The first thing that comes to mind with Intel’s newest line of 10th Generation desktop processors is one of ‘14nm Skylake, again?’. It is hard not to ignore the elephant in the room – these new processors are minor iterative updates on Intel’s 2015 processor line, moving up from four cores to ten cores and some extra frequency, some extra security measures, a modestly updated iGPU, but by and large it is still the same architecture. At a time when Intel has some strong competition, Comet Lake is the holding pattern until Intel can bring its newer architectures to the desktop market, but can it be competitive? Three weeks ago, Intel announced the Comet Lake 10th Generation Core processor family line for desktops. From Celeron and Pentium all the way up to Core i9 there were 32 new processor models, representing a sizeable offering to the market. The key elements to this range of processors was the introduction of 10 cores for the Core i9 parts at the high-end – an increase of two cores over the last generation – and the introduction of Intel’s Thermal Velocity Boost for Core i9 that enables +100 MHz in the cooler thermal environments. The best processor from the range, the Core i9-10900K, promises 5.3 GHz peak turbo in optimal conditions for two preferred cores, or 4.9 GHz for all-core situations. Everything from Core i9, Core i7, Core i5, Core i3, and the Pentium Gold processors have hyperthreading, making the processor stack easier to understand for this generation. Compared to the previous generation, there are a lot of similar processor matchups, and except for the top 10-core parts, the offerings should move down one price bracket this time around. Intel has changed the socket for this generation, moving to an LGA1200 platform. This also means there are new motherboards, the Intel 400 series family, including the Z490 chipset which has 44+ entrants ranging from $150 all the way up to $1200. We have a very thorough analysis of every motherboard in our Z490 motherboard overview. The Processor Stack As mentioned, there are 32 processors for the new Comet Lake 10th Generation Core family.
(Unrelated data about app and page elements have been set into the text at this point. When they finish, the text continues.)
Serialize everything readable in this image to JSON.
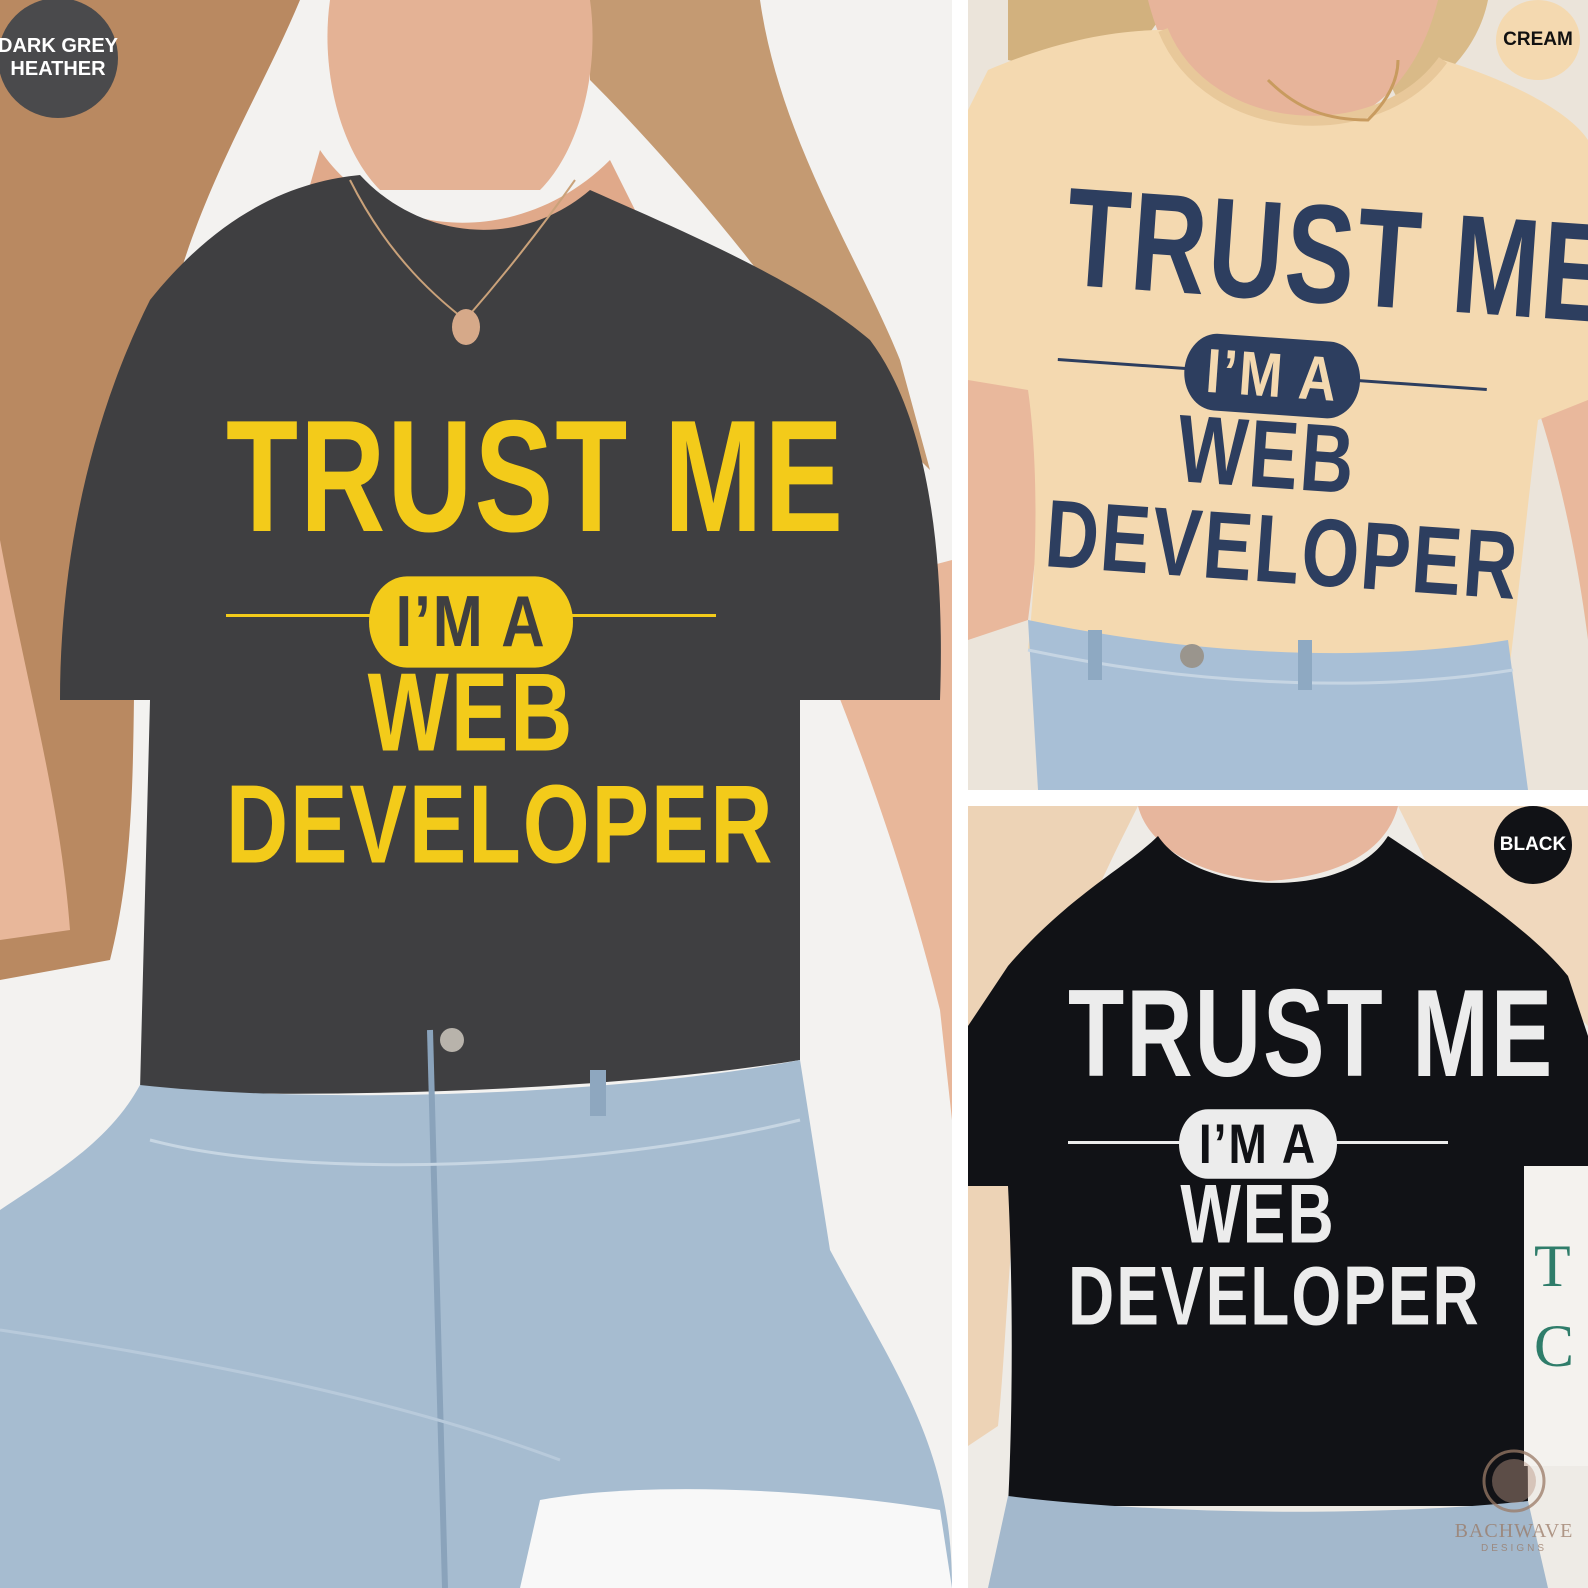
{
  "colors": {
    "grey_shirt": "#3f3f41",
    "yellow_print": "#f3cb1a",
    "cream_shirt": "#f4d9b0",
    "navy_print": "#2d3e5f",
    "black_shirt": "#111216",
    "white_print": "#ececec",
    "denim": "#9fb6cc",
    "skin": "#e6b497"
  },
  "variants": [
    {
      "badge": [
        "DARK GREY",
        "HEATHER"
      ],
      "design": {
        "line1": "TRUST ME",
        "pill": "I’M A",
        "line3": "WEB",
        "line4": "DEVELOPER"
      }
    },
    {
      "badge": [
        "CREAM"
      ],
      "design": {
        "line1": "TRUST ME",
        "pill": "I’M A",
        "line3": "WEB",
        "line4": "DEVELOPER"
      }
    },
    {
      "badge": [
        "BLACK"
      ],
      "design": {
        "line1": "TRUST ME",
        "pill": "I’M A",
        "line3": "WEB",
        "line4": "DEVELOPER"
      }
    }
  ],
  "watermark": {
    "brand": "BACHWAVE",
    "sub": "DESIGNS"
  }
}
The Core i9/i7/i5/i3 parts will broadly fall into four categories:
- K = Overclockable with Integrated Graphics, 125 W TDP
- KF = Overclockable but no Integrated Graphics, 125 W TDP
- F = No Integrated Graphics, 65 W
- T = Low Power with Integrated Graphics, 35 W
- No Suffix = Regular CPU with Integrated Graphics, 65 W
|Intel 10th Gen Comet LakeCore i9 and Core i7|
- Base Frequency: Minimum guaranteed frequency at any time
- Turbo Boost 2.0: A potential upper limit frequency that all cores can achieve at any time
- Turbo Boost Max 3.0: Also known as Favored Core, this is a peak frequency that two select cores can achieve at any time
- Thermal Velocity Boost: A new upper limit mode frequency where all cores can gain +100 MHz if the processor temperature is below a given limit, including favored cores in TBM3 mode
- Favored Core: Up to two cores per processor are selected as the cores that provide the best voltage-to-frequency-to-power response, making them the best candidates for additional turbo frequency
- Base Frequency: The guaranteed frequency when not at thermal limits
- Turbo: A frequency noted when below turbo power limits and turbo power time
- All-Core Turbo: The frequency the processor should run when all cores are loaded during the specified turbo time and limits
- Turbo Boost 2.0: The frequency every core can reach when run with a full load in isolation during turbo time
- Turbo Boost Max 3.0: The frequency a favored core can reach when run with a full load in isolation during turbo time
- Thermal Velocity Boost: The +100 MHz boost given to a core when run with a full load and is below the specified temperature (70ºC for Comet Lake) during turbo time
- Intel TVB All-Core: The frequency the processor should run when all cores are loaded during the specified turbo time and limits and is below the specified temperature (70ºC for Comet Lake) during turbo time